The Weekly Ringer

The University of Mary Washington Student Newspaper

Hazel Hill Homework Club brings UMW student tutors to local community

3 min read
Elementary school children doing homework in a classroom.

The Hazel Hill Homework Club is a collaboration between UMW and the National Housing Trust, providing tutors to the local community. | CDC, Unsplash


Staff Writer

The Hazel Hill Homework Club, a partnership formed in 2012 between the UMW College of Education and the National Housing Trust, is currently seeking UMW student volunteers to help tutor children in the community.

Since the program started in 2012, over 500 UMW students have volunteered, according to Alexis Rutt, the UMW director of the Hazel Hill Homework Club and assistant professor of science education. The students volunteer throughout the week in the Hazel Hill Apartments, located on Princess Anne Street in downtown Fredericksburg.

“It’s such a cool opportunity for our students to get involved in the community in a way that’s really relational and in a way that works with the future of the community,” said Rutt. 

Senior elementary education major Taylor Grigsby was placed in this club to fulfill her practicum education requirement.

“It was definitely different for me because you don’t really have a mentor teacher,” she said. “You’re not working in a specific grade level, you’re working with so many different other kids. But the experience is just amazing because you’re getting so many different minds and people all in one classroom, and you can really help them personally.” 

Senior special education major Katya Stafira has also volunteered.

“Being a volunteer is a little crazy, but it is really fun because you kind of get to go in and just be like the fun tutor for the kids,” she said. “Seeing those kids really succeed and progress just through their homework is amazing.”

The club is open to all residents within the apartment community and mainly serves students from first to seventh grades. 

“Being able to be together in a community of people who are just like them because a lot of the students in the program are Afghan and all get along in that way.

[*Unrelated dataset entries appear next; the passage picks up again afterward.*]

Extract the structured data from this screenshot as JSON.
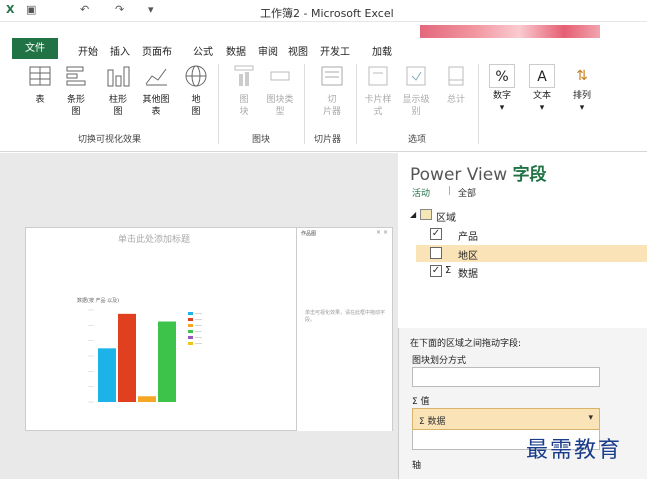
{
  "title": "工作簿2 - Microsoft Excel",
  "tabs": [
    "文件",
    "开始",
    "插入",
    "页面布",
    "公式",
    "数据",
    "审阅",
    "视图",
    "开发工",
    "加载"
  ],
  "ribbon": {
    "switch_group": {
      "label": "切换可视化效果",
      "buttons": [
        {
          "name": "table",
          "label": "表"
        },
        {
          "name": "bar",
          "label": "条形\n图"
        },
        {
          "name": "column",
          "label": "柱形\n图"
        },
        {
          "name": "other",
          "label": "其他图\n表"
        },
        {
          "name": "map",
          "label": "地\n图"
        }
      ]
    },
    "tiles_group": {
      "label": "图块",
      "buttons": [
        {
          "name": "tiles",
          "label": "图\n块"
        },
        {
          "name": "tile_type",
          "label": "图块类\n型"
        }
      ]
    },
    "slicer_group": {
      "label": "切片器",
      "buttons": [
        {
          "name": "slicer",
          "label": "切\n片器"
        }
      ]
    },
    "options_group": {
      "label": "选项",
      "buttons": [
        {
          "name": "card",
          "label": "卡片样\n式"
        },
        {
          "name": "show_level",
          "label": "显示级\n别"
        },
        {
          "name": "total",
          "label": "总计"
        }
      ]
    },
    "format_buttons": [
      {
        "name": "number",
        "icon": "%",
        "label": "数字"
      },
      {
        "name": "text",
        "icon": "A",
        "label": "文本"
      },
      {
        "name": "sort",
        "icon": "⇅",
        "label": "排列"
      }
    ]
  },
  "canvas": {
    "sheet_title_placeholder": "单击此处添加标题",
    "filters_title": "作品图",
    "filters_hint": "单击可视化效果，请在此框中拖动字段。",
    "chart_title": "数据(按 产品 以及)"
  },
  "chart_data": {
    "type": "bar",
    "categories": [
      "A",
      "B",
      "C",
      "D"
    ],
    "values": [
      1400,
      2300,
      150,
      2100
    ],
    "ylim": [
      0,
      2400
    ],
    "colors": [
      "#1bb3e8",
      "#e0401f",
      "#f5a623",
      "#3dc34a"
    ],
    "legend_colors": [
      "#1bb3e8",
      "#e0401f",
      "#f5a623",
      "#3dc34a",
      "#9b59b6",
      "#f1c40f"
    ]
  },
  "pane": {
    "title_a": "Power View ",
    "title_b": "字段",
    "tab_active": "活动",
    "tab_all": "全部",
    "table_name": "区域",
    "fields": [
      {
        "label": "产品",
        "checked": true,
        "sum": false
      },
      {
        "label": "地区",
        "checked": false,
        "sum": false
      },
      {
        "label": "数据",
        "checked": true,
        "sum": true
      }
    ],
    "drag_hint": "在下面的区域之间拖动字段:",
    "tile_by": "图块划分方式",
    "values_label": "Σ 值",
    "values_item": "Σ 数据",
    "axis_label": "轴"
  },
  "watermark": "最需教育"
}
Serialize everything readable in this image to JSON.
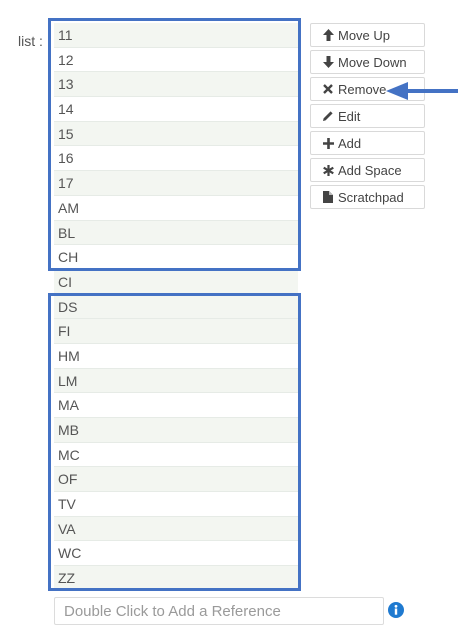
{
  "list_label": "list :",
  "items": [
    "11",
    "12",
    "13",
    "14",
    "15",
    "16",
    "17",
    "AM",
    "BL",
    "CH",
    "CI",
    "DS",
    "FI",
    "HM",
    "LM",
    "MA",
    "MB",
    "MC",
    "OF",
    "TV",
    "VA",
    "WC",
    "ZZ"
  ],
  "buttons": [
    {
      "label": "Move Up",
      "icon": "arrow-up-icon"
    },
    {
      "label": "Move Down",
      "icon": "arrow-down-icon"
    },
    {
      "label": "Remove",
      "icon": "close-icon"
    },
    {
      "label": "Edit",
      "icon": "pencil-icon"
    },
    {
      "label": "Add",
      "icon": "plus-icon"
    },
    {
      "label": "Add Space",
      "icon": "asterisk-icon"
    },
    {
      "label": "Scratchpad",
      "icon": "file-icon"
    }
  ],
  "reference_input": {
    "placeholder": "Double Click to Add a Reference",
    "value": ""
  },
  "colors": {
    "highlight_frame": "#4472c4",
    "row_alt": "#f3f6f1",
    "info_icon": "#1f7ad0"
  }
}
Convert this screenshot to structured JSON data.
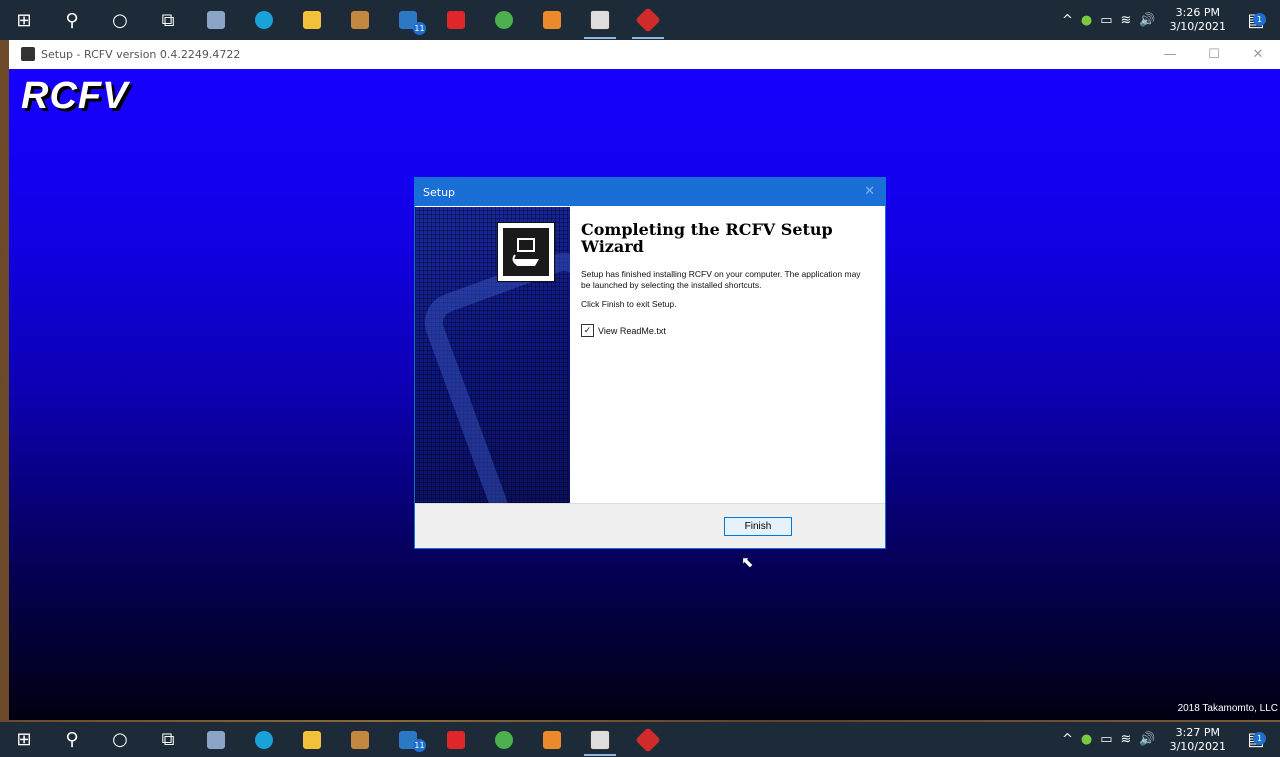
{
  "window": {
    "title": "Setup - RCFV version 0.4.2249.4722",
    "minimize": "—",
    "maximize": "☐",
    "close": "✕"
  },
  "installer": {
    "brand": "RCFV",
    "copyright": "2018 Takamomto, LLC"
  },
  "dialog": {
    "title": "Setup",
    "close": "✕",
    "heading": "Completing the RCFV Setup Wizard",
    "paragraph1": "Setup has finished installing RCFV on your computer. The application may be launched by selecting the installed shortcuts.",
    "paragraph2": "Click Finish to exit Setup.",
    "checkbox_label": "View ReadMe.txt",
    "checkbox_checked": true,
    "checkmark": "✓",
    "finish_label": "Finish"
  },
  "taskbar_top": {
    "time": "3:26 PM",
    "date": "3/10/2021",
    "mail_badge": "11",
    "notif_badge": "1"
  },
  "taskbar_bottom": {
    "time": "3:27 PM",
    "date": "3/10/2021",
    "mail_badge": "11",
    "notif_badge": "1"
  },
  "taskbar_icons": [
    "windows-start-icon",
    "search-icon",
    "cortana-icon",
    "task-view-icon",
    "photos-icon",
    "edge-icon",
    "file-explorer-icon",
    "game-icon",
    "mail-icon",
    "foxit-icon",
    "chrome-icon",
    "media-icon",
    "setup-app-icon",
    "misc-app-icon"
  ],
  "tray": {
    "chevron": "^",
    "volume": "🔊",
    "wifi": "≋"
  }
}
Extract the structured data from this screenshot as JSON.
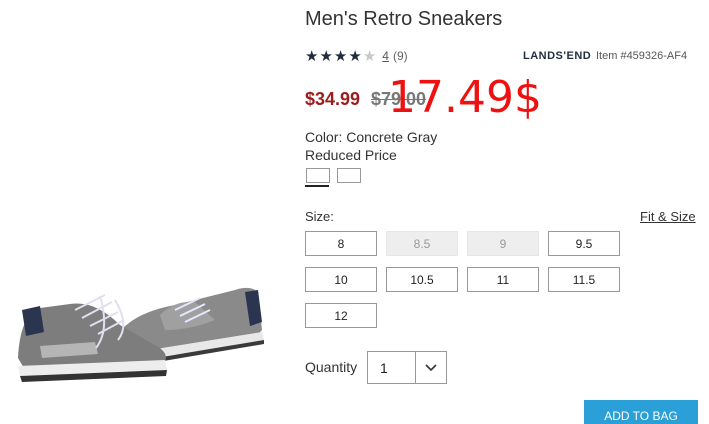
{
  "product": {
    "title": "Men's Retro Sneakers",
    "rating_value": 4,
    "rating_out_of": 5,
    "rating_link": "4",
    "rating_count": "(9)",
    "brand": "LANDS'END",
    "item_number": "Item #459326-AF4"
  },
  "price": {
    "sale": "$34.99",
    "original": "$79.00",
    "annotation": "17.49$"
  },
  "color": {
    "label": "Color: Concrete Gray",
    "reduced": "Reduced Price"
  },
  "size": {
    "label": "Size:",
    "fit_link": "Fit & Size",
    "options": [
      "8",
      "8.5",
      "9",
      "9.5",
      "10",
      "10.5",
      "11",
      "11.5",
      "12"
    ],
    "unavailable": [
      "8.5",
      "9"
    ]
  },
  "quantity": {
    "label": "Quantity",
    "value": "1"
  },
  "cart": {
    "add_label": "ADD TO BAG"
  },
  "colors": {
    "sale_price": "#9c1c1c",
    "annotation": "#ee1111",
    "add_button": "#2a9fd8"
  }
}
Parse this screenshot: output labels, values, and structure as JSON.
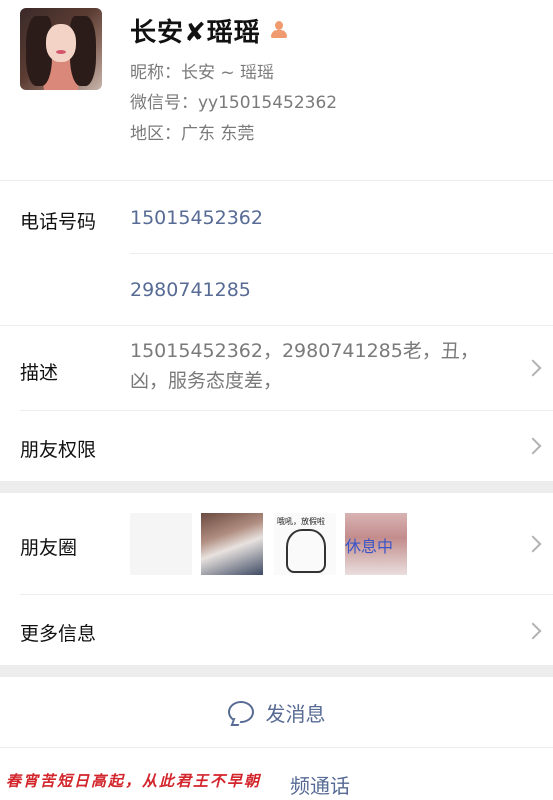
{
  "profile": {
    "name": "长安✘瑶瑶",
    "nickname_label": "昵称：",
    "nickname": "长安 ~ 瑶瑶",
    "wechat_label": "微信号：",
    "wechat_id": "yy15015452362",
    "region_label": "地区：",
    "region": "广东  东莞"
  },
  "phone": {
    "label": "电话号码",
    "numbers": [
      "15015452362",
      "2980741285"
    ]
  },
  "description": {
    "label": "描述",
    "text": "15015452362，2980741285老，丑，凶，服务态度差，"
  },
  "permissions": {
    "label": "朋友权限"
  },
  "moments": {
    "label": "朋友圈",
    "thumb3_caption": "哦吼，放假啦",
    "thumb4_text": "休息中"
  },
  "more": {
    "label": "更多信息"
  },
  "actions": {
    "message_label": "发消息",
    "call_label": "频通话"
  },
  "watermark": "春宵苦短日高起，从此君王不早朝",
  "colors": {
    "link": "#576b95",
    "watermark": "#d2252c",
    "gap": "#ededed"
  },
  "icons": [
    "gender-female-icon",
    "chevron-right-icon",
    "chat-bubble-icon"
  ]
}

They understand each other culturally,” said Stafira.

Though the idea of being a tutor was daunting at first to Stafira, it’s not as hard as it may seem, and people outside of the education program can volunteer as well.

“A lot of the homework is just writing on the paper; it’s pretty simple to figure out,” she said. “People who aren’t in education would have a really good time and it is a really great experience to give to the kids.”

The club began in 2012 when the Hazel Hill Apartments, located in downtown Fredericksburg and owned by the National Housing Trust, reached out to UMW’s College of Education and Community Outreach and Resources in search of a partnership. This partnership aimed to join college students with the community to help elementary and middle school students at Fredericksburg City Public Schools with their education. John Broome, former associate professor of education, agreed to manage the program and serve as the liaison between Hazel Hill and the university, and Rutt is now the UMW director of the club.  

Anaïs Malangu, the resident services coordinator at Hazel Hill Apartments, oversees the club as well.

“My focus is to make sure that the student-to-tutor ratio is small enough for each kid to be able to get the attention they need,” said Malangu. “I try to avoid having, for example, one tutor for seven students. If I could get one tutor for five students, that’s great because they’re able to help each other.”

Malangu, a UMW class of 2022 alum, is part of the National Housing Trust community outreach and impact team. “Our team focuses on residents’ success,” said Malangu. “As far as homework club goes, that encompasses community building and resident leadership.”

The community outreach and impact team supports residents in various ways, such as helping children in the community access resources like notebooks, textbooks, markers and even tutors.

“One of the really cool things about NHT is certainly looking at affordable housing, but they are also interested in supporting residents,” said Rutt. “It is not just giving them a place to live, but helping them in developing in many different ways. And one of those ways they do that is providing support for our Fredericksburg City Public School students.”

The club is still looking for people to volunteer for this semester. Anyone who is interested in signing up should reach out to Rutt at or Malangu at